In a way, the pandemic brought out the best in GPs. For instance, Nagda was attending to 25 to 30 patients a day through voice and video calls. “Initially, people called out of anxiety and it became difficult for me to convince them that they didn't have Covid,” he said. “As a doctor, I was learning, too.” In the last week of May, he stepped out of his house for the first time for an emergency visit to a 67-year-old hypertensive patient, who refused to accept his recommendation. “His CT scan showed signs of pneumonia,” said Nagda. “So I asked him to get tested for Covid, but he just did not go. At the time, the stigma was so high that patients became defensive and the doctor's inquiry became akin to police inquiry. I had to hand-hold him, which worked.”
While Nagda has an MBBS, Nimit went a step further and completed post graduation in family medicine. “The difference is that while my father can only refer patients to hospitals, I can actually admit them under my name at the hospital I am attached to,” said Nimit. “Which means that the post graduation allows me to go beyond a local clinic and attend to patients inside hospitals as well. In that sense, family medicine is evolving in India.” Nimit consults in the hospital in the mornings and at their clinic in the evenings.
Dr Balram Bhargava, director general, Indian Council of Medical Research, said a post graduate degree in general medicine after MBBS adds immense value. “Because it forms the foundation of medicine in its entirety,” he said. His son, Madhav is MD (general medicine) and is working at AIIMS. He was clear that he did not want to go for a specialisation, unlike his cardiologist father or endocrinologist brother, Raghav. Madhav said that general medicine prepares you to look at the human body in its entirety.

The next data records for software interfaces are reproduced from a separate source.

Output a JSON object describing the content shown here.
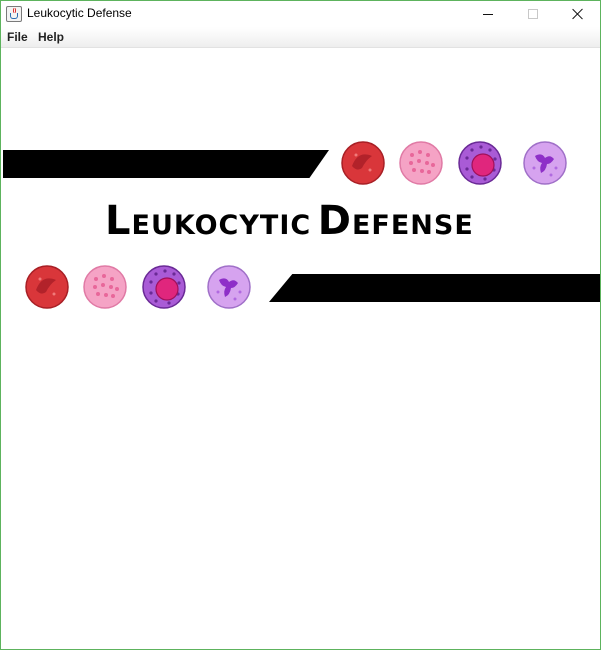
{
  "window": {
    "title": "Leukocytic Defense",
    "icon": "java-cup-icon",
    "controls": [
      "minimize-icon",
      "maximize-icon",
      "close-icon"
    ]
  },
  "menubar": {
    "items": [
      {
        "label": "File"
      },
      {
        "label": "Help"
      }
    ]
  },
  "banner": {
    "title_first_initial": "L",
    "title_first_rest": "EUKOCYTIC",
    "title_second_initial": "D",
    "title_second_rest": "EFENSE",
    "cells": [
      "neutrophil-cell-icon",
      "eosinophil-cell-icon",
      "basophil-cell-icon",
      "monocyte-cell-icon"
    ],
    "colors": {
      "bar": "#000000",
      "neutrophil": "#d9363a",
      "eosinophil": "#f28bb4",
      "basophil": "#a95bd6",
      "monocyte": "#c88ae6"
    }
  }
}
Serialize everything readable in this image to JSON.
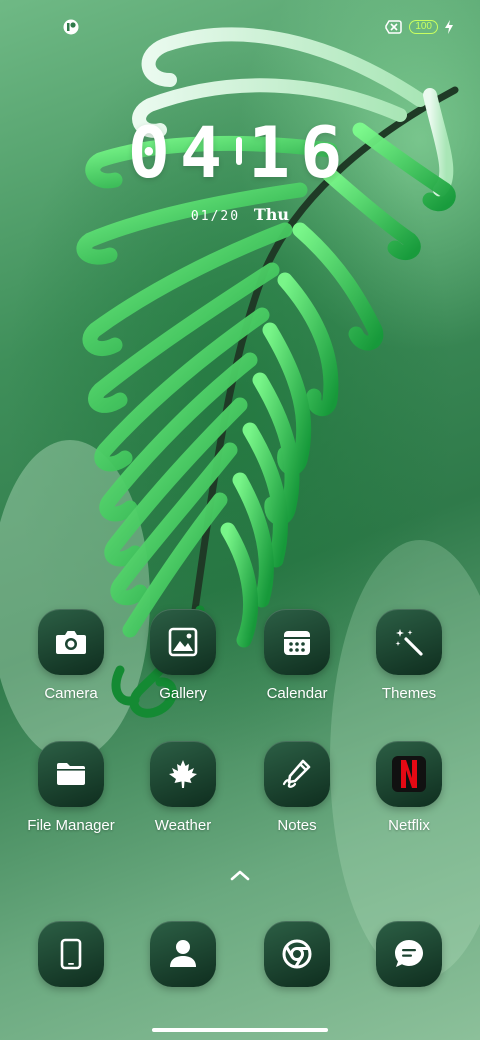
{
  "status_bar": {
    "left_icon": "notification-badge-icon",
    "sim_icon": "no-sim-icon",
    "battery_level": "100",
    "charging_icon": "bolt-icon",
    "battery_color": "#c8ff60"
  },
  "lockclock": {
    "hours": "04",
    "minutes": "16",
    "date": "01/20",
    "day": "Thu"
  },
  "apps": [
    {
      "label": "Camera",
      "icon": "camera-icon"
    },
    {
      "label": "Gallery",
      "icon": "gallery-icon"
    },
    {
      "label": "Calendar",
      "icon": "calendar-icon"
    },
    {
      "label": "Themes",
      "icon": "magic-wand-icon"
    },
    {
      "label": "File Manager",
      "icon": "folder-icon"
    },
    {
      "label": "Weather",
      "icon": "maple-leaf-icon"
    },
    {
      "label": "Notes",
      "icon": "pen-icon"
    },
    {
      "label": "Netflix",
      "icon": "netflix-icon"
    }
  ],
  "dock": [
    {
      "name": "phone",
      "icon": "phone-icon"
    },
    {
      "name": "contacts",
      "icon": "person-icon"
    },
    {
      "name": "browser",
      "icon": "chrome-icon"
    },
    {
      "name": "messages",
      "icon": "chat-bubble-icon"
    }
  ],
  "colors": {
    "tile_top": "#2c5f45",
    "tile_bottom": "#0f2e1f",
    "netflix_red": "#e50914"
  }
}
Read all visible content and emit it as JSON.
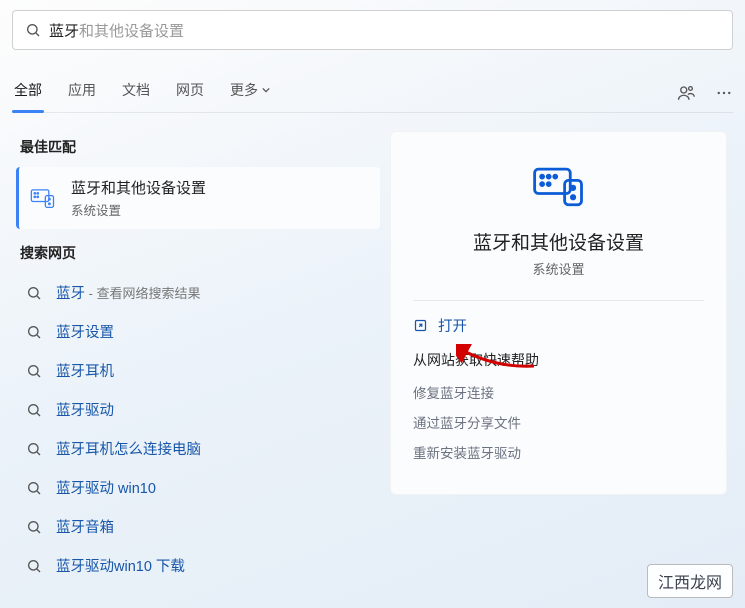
{
  "search": {
    "typed": "蓝牙",
    "completion": "和其他设备设置"
  },
  "tabs": {
    "items": [
      "全部",
      "应用",
      "文档",
      "网页",
      "更多"
    ],
    "active_index": 0
  },
  "sections": {
    "best_match_label": "最佳匹配",
    "web_label": "搜索网页"
  },
  "best_match": {
    "title": "蓝牙和其他设备设置",
    "subtitle": "系统设置"
  },
  "web_results": [
    {
      "label": "蓝牙",
      "hint": " - 查看网络搜索结果"
    },
    {
      "label": "蓝牙设置",
      "hint": ""
    },
    {
      "label": "蓝牙耳机",
      "hint": ""
    },
    {
      "label": "蓝牙驱动",
      "hint": ""
    },
    {
      "label": "蓝牙耳机怎么连接电脑",
      "hint": ""
    },
    {
      "label": "蓝牙驱动 win10",
      "hint": ""
    },
    {
      "label": "蓝牙音箱",
      "hint": ""
    },
    {
      "label": "蓝牙驱动win10 下载",
      "hint": ""
    }
  ],
  "preview": {
    "title": "蓝牙和其他设备设置",
    "subtitle": "系统设置",
    "open_label": "打开",
    "quick_help_label": "从网站获取快速帮助",
    "help_links": [
      "修复蓝牙连接",
      "通过蓝牙分享文件",
      "重新安装蓝牙驱动"
    ]
  },
  "watermark": "江西龙网"
}
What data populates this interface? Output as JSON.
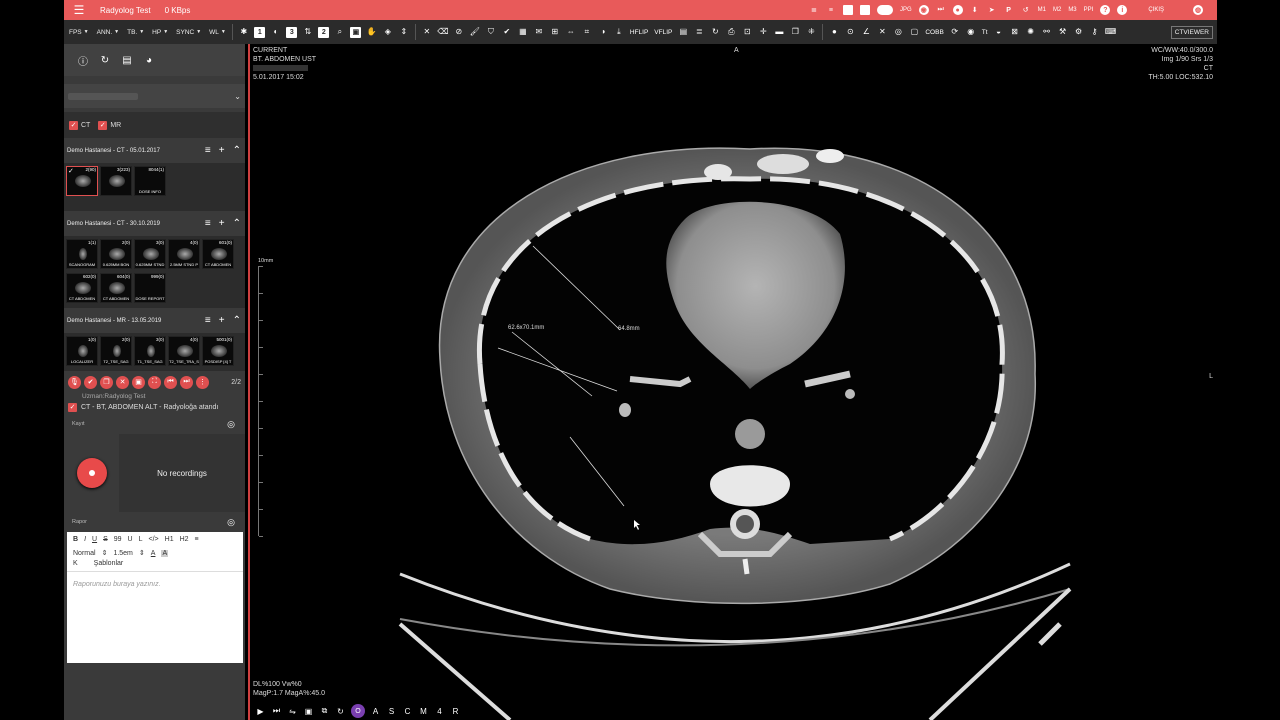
{
  "topbar": {
    "title": "Radyolog Test",
    "speed": "0 KBps",
    "jpg": "JPG",
    "m1": "M1",
    "m2": "M2",
    "m3": "M3",
    "ppi": "PPI",
    "exit": "ÇIKIŞ"
  },
  "toolbar": {
    "fps": "FPS",
    "ann": "ANN.",
    "tb": "TB.",
    "hp": "HP",
    "sync": "SYNC",
    "wl": "WL",
    "hflip": "HFLIP",
    "vflip": "VFLIP",
    "cobb": "COBB",
    "tt": "Tt",
    "ctviewer": "CTVIEWER"
  },
  "left": {
    "filters": [
      "CT",
      "MR"
    ],
    "studies": [
      {
        "title": "Demo Hastanesi - CT - 05.01.2017",
        "thumbs": [
          {
            "n": "2(90)",
            "l": ""
          },
          {
            "n": "3(223)",
            "l": ""
          },
          {
            "n": "8044(1)",
            "l": "DOSE INFO"
          }
        ]
      },
      {
        "title": "Demo Hastanesi - CT - 30.10.2019",
        "thumbs": [
          {
            "n": "1(1)",
            "l": "SCANOGRAM"
          },
          {
            "n": "2(0)",
            "l": "0.625MM BON"
          },
          {
            "n": "3(0)",
            "l": "0.625MM STND"
          },
          {
            "n": "4(0)",
            "l": "2.5MM STND P"
          },
          {
            "n": "601(0)",
            "l": "CT ABDOMEN"
          },
          {
            "n": "602(0)",
            "l": "CT ABDOMEN"
          },
          {
            "n": "604(0)",
            "l": "CT ABDOMEN"
          },
          {
            "n": "999(0)",
            "l": "DOSE REPORT"
          }
        ]
      },
      {
        "title": "Demo Hastanesi - MR - 13.05.2019",
        "thumbs": [
          {
            "n": "1(0)",
            "l": "LOCALIZER"
          },
          {
            "n": "2(0)",
            "l": "T2_TSE_SAG"
          },
          {
            "n": "3(0)",
            "l": "T1_TSE_SAG"
          },
          {
            "n": "4(0)",
            "l": "T2_TSE_TRA_S"
          },
          {
            "n": "5001(0)",
            "l": "POSDISP [4] T"
          }
        ]
      }
    ],
    "page": "2/2",
    "user": "Uzman:Radyolog Test",
    "order": "CT - BT, ABDOMEN ALT - Radyoloğa atandı",
    "record_section": "Kayıt",
    "no_recordings": "No recordings",
    "report_section": "Rapor",
    "editor": {
      "bold": "B",
      "italic": "I",
      "underline": "U",
      "strike": "S",
      "quote": "99",
      "u2": "U",
      "l": "L",
      "code": "</>",
      "h1": "H1",
      "h2": "H2",
      "list": "≡",
      "normal": "Normal",
      "size": "1.5em",
      "a": "A",
      "k": "K",
      "templates": "Şablonlar",
      "placeholder": "Raporunuzu buraya yazınız."
    }
  },
  "viewer": {
    "tl": [
      "CURRENT",
      "BT. ABDOMEN UST",
      "",
      "5.01.2017 15:02"
    ],
    "tr": [
      "WC/WW:40.0/300.0",
      "Img 1/90 Srs 1/3",
      "CT",
      "TH:5.00 LOC:532.10"
    ],
    "orient_top": "A",
    "orient_right": "L",
    "scale": "10mm",
    "m1": "62.6x70.1mm",
    "m2": "64.8mm",
    "bl": [
      "DL%100 Vw%0",
      "MagP:1.7 MagA%:45.0"
    ],
    "bottom_letters": [
      "O",
      "A",
      "S",
      "C",
      "M",
      "4",
      "R"
    ]
  }
}
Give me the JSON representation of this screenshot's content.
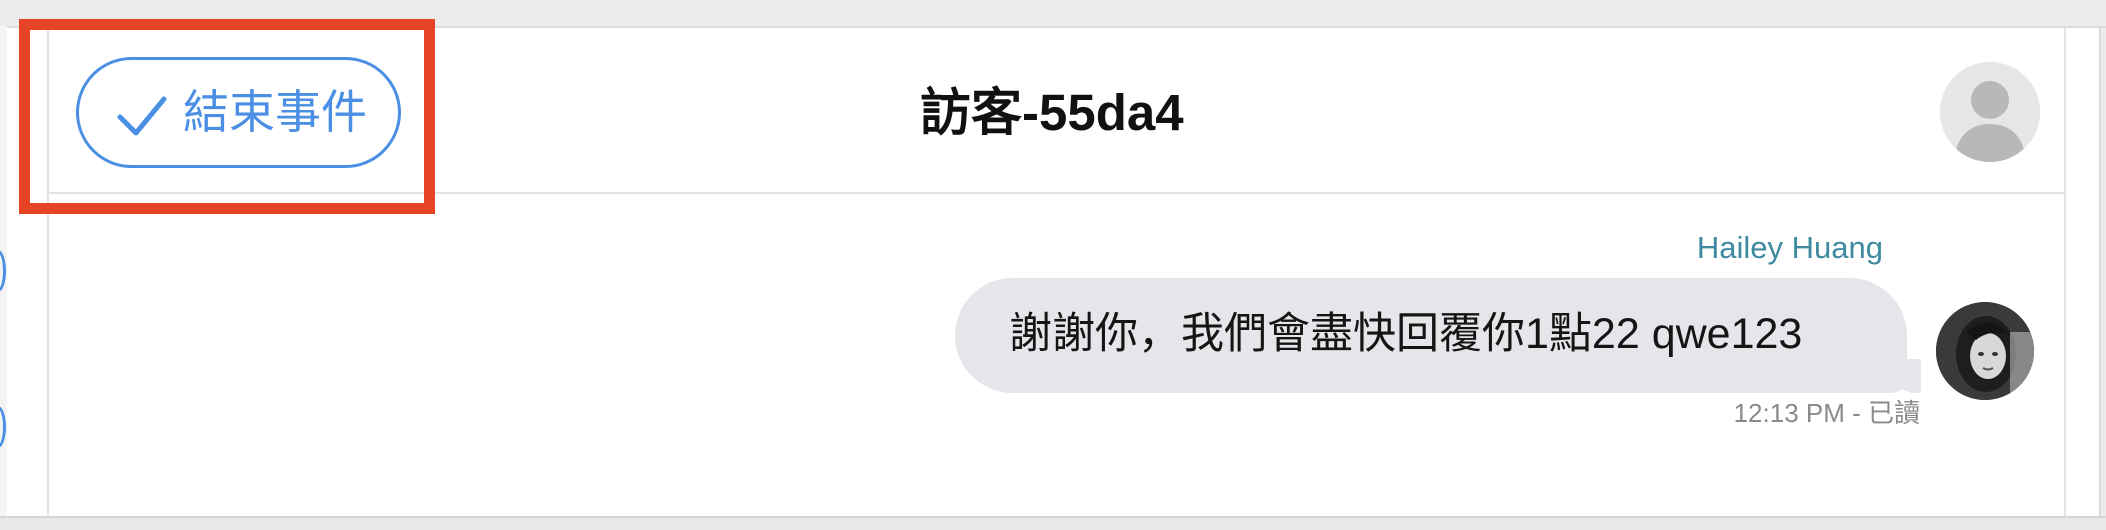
{
  "header": {
    "resolve_button_label": "結束事件",
    "title": "訪客-55da4"
  },
  "message": {
    "sender": "Hailey Huang",
    "text": "謝謝你，我們會盡快回覆你1點22 qwe123",
    "meta": "12:13 PM - 已讀"
  },
  "colors": {
    "accent": "#4a8fe3",
    "highlight": "#e84327",
    "sender_name": "#3f8aa0",
    "bubble": "#e5e5ea"
  },
  "icons": {
    "resolve": "check-icon",
    "visitor_avatar": "user-silhouette-icon",
    "agent_avatar": "agent-photo-avatar"
  }
}
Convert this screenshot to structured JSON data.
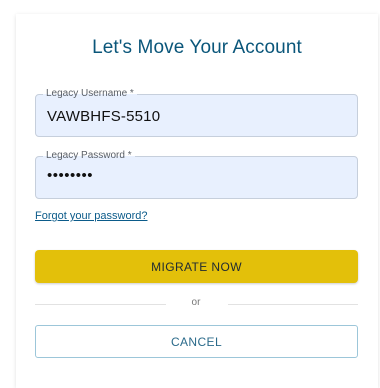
{
  "form": {
    "title": "Let's Move Your Account",
    "username": {
      "label": "Legacy Username *",
      "value": "VAWBHFS-5510"
    },
    "password": {
      "label": "Legacy Password *",
      "value": "••••••••"
    },
    "forgot_link": "Forgot your password?",
    "primary_button": "MIGRATE NOW",
    "divider_text": "or",
    "secondary_button": "CANCEL"
  },
  "colors": {
    "title": "#0a567a",
    "field_background": "#e8f0fe",
    "primary_button": "#e3c00a",
    "secondary_border": "#9cc6d9",
    "link": "#0b5b8a"
  }
}
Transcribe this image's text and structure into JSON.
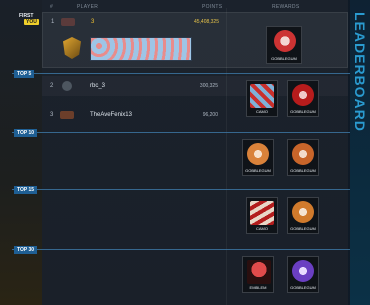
{
  "side_title": "LEADERBOARD",
  "headers": {
    "rank": "#",
    "player": "PLAYER",
    "points": "POINTS",
    "rewards": "REWARDS"
  },
  "rows": [
    {
      "rank": "1",
      "player": "3",
      "points": "45,408,325"
    },
    {
      "rank": "2",
      "player": "rbc_3",
      "points": "300,325"
    },
    {
      "rank": "3",
      "player": "TheAveFenix13",
      "points": "96,200"
    }
  ],
  "tiers": [
    {
      "label": "FIRST",
      "badge": "YOU",
      "rewards": [
        "GOBBLEGUM"
      ]
    },
    {
      "label": "TOP 5",
      "rewards": [
        "CAMO",
        "GOBBLEGUM"
      ]
    },
    {
      "label": "TOP 10",
      "rewards": [
        "GOBBLEGUM",
        "GOBBLEGUM"
      ]
    },
    {
      "label": "TOP 15",
      "rewards": [
        "CAMO",
        "GOBBLEGUM"
      ]
    },
    {
      "label": "TOP 30",
      "rewards": [
        "EMBLEM",
        "GOBBLEGUM"
      ]
    }
  ]
}
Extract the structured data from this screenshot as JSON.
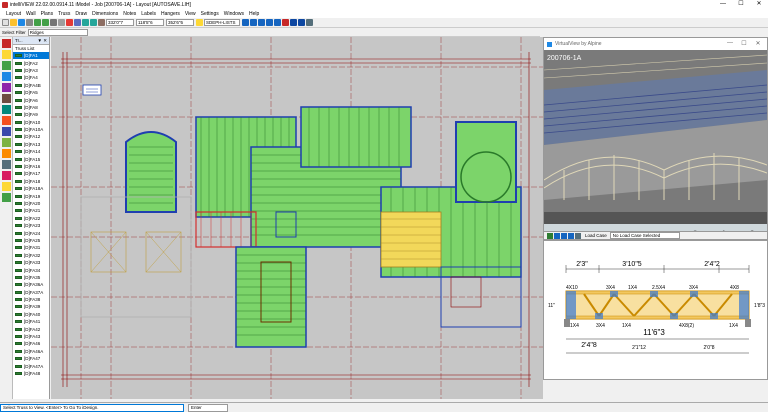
{
  "window": {
    "title": "intelliVIEW 22.02.00.0914.11 iModel - Job [200706-1A] - Layout [AUTOSAVE.LIH]",
    "min": "—",
    "max": "☐",
    "close": "✕"
  },
  "menu": [
    "Layout",
    "Wall",
    "Plans",
    "Truss",
    "Draw",
    "Dimensions",
    "Notes",
    "Labels",
    "Hangers",
    "View",
    "Settings",
    "Windows",
    "Help"
  ],
  "toolbar": {
    "coords": "332'0\"7",
    "coords2": "118'5\"6",
    "coords3": "352'6\"6",
    "joists_label": "SDEPH-LISTS"
  },
  "filter": {
    "label": "Select Filter",
    "value": "Ridges"
  },
  "trusslist": {
    "header": "Tr...",
    "header_icons": "▼ ✕",
    "title": "Truss List",
    "items": [
      "[D]FA1",
      "[D]FA2",
      "[D]FA3",
      "[D]FA4",
      "[D]FA4B",
      "[D]FA5",
      "[D]FA6",
      "[D]FA8",
      "[D]FA9",
      "[D]FA10",
      "[D]FA10A",
      "[D]FA12",
      "[D]FA13",
      "[D]FA14",
      "[D]FA15",
      "[D]FA16",
      "[D]FA17",
      "[D]FA18",
      "[D]FA18A",
      "[D]FA19",
      "[D]FA20",
      "[D]FA21",
      "[D]FA22",
      "[D]FA23",
      "[D]FA24",
      "[D]FA25",
      "[D]FA31",
      "[D]FA32",
      "[D]FA33",
      "[D]FA34",
      "[D]FA35",
      "[D]FA36A",
      "[D]FA37A",
      "[D]FA38",
      "[D]FA39",
      "[D]FA40",
      "[D]FA41",
      "[D]FA42",
      "[D]FA43",
      "[D]FA46",
      "[D]FA46A",
      "[D]FA47",
      "[D]FA47A",
      "[D]FA48"
    ],
    "selected_index": 0
  },
  "virtualview": {
    "title": "VirtualView by Alpine",
    "label": "200706-1A",
    "min": "—",
    "max": "☐",
    "close": "✕",
    "nav": [
      "⌂",
      "↑",
      "⌄",
      "‹",
      "›",
      "◉",
      "⌕",
      "⊕"
    ]
  },
  "loadcase": {
    "label": "Load Case",
    "value": "No Load Case Selected"
  },
  "truss_view": {
    "dims_top": [
      "2'3\"",
      "3'10\"5",
      "2'4\"2"
    ],
    "plates": [
      "4X10",
      "3X4",
      "1X4",
      "2.5X4",
      "3X4",
      "4X8"
    ],
    "plates_bottom": [
      "1X4",
      "3X4",
      "1X4",
      "4X8(2)",
      "1X4"
    ],
    "span": "11'6\"3",
    "dims_bottom": [
      "2'4\"8",
      "2'1\"12",
      "2'0\"8"
    ],
    "heights": [
      "11\"",
      "1'8\"3"
    ]
  },
  "status": {
    "prompt": "Select Truss to View. <Enter> To Go To iDesign.",
    "field": "Enter"
  }
}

Postgraduate programmes in family medicine is making the discipline increasingly significant inside hospitals. In the corporate model, the GP can demand a huge fee, in line with growing purchasing power. But, the family physician continues to be important in smaller towns and rural areas. The issue going forward is that in India medical students are largely unaware about family medicine as a career because this concept is not introduced at the MBBS level.
Experts believe that in India faculty and senior doctors from other disciplines are not able to answer the queries related to family medicine as they themselves have not learned it. “Yet, with postgraduate programmes in family medicine, we are gearing up towards creating awareness regarding this discipline,” says Dr Kishore Madhwani, MD (community medicine), who practices at the upscale Mumbai neighborhood of Napean Sea Road. Dr Jayshree Mondkar, who served as dean, Sion Hospital, said: “We need to have more medical colleges actually offering the degrees in family medicine.” While the devastation of the pandemic helped to reaffirm the significance of the role of family physicians, medical colleges clearly need to do a lot more to ensure that the discipline gets due importance.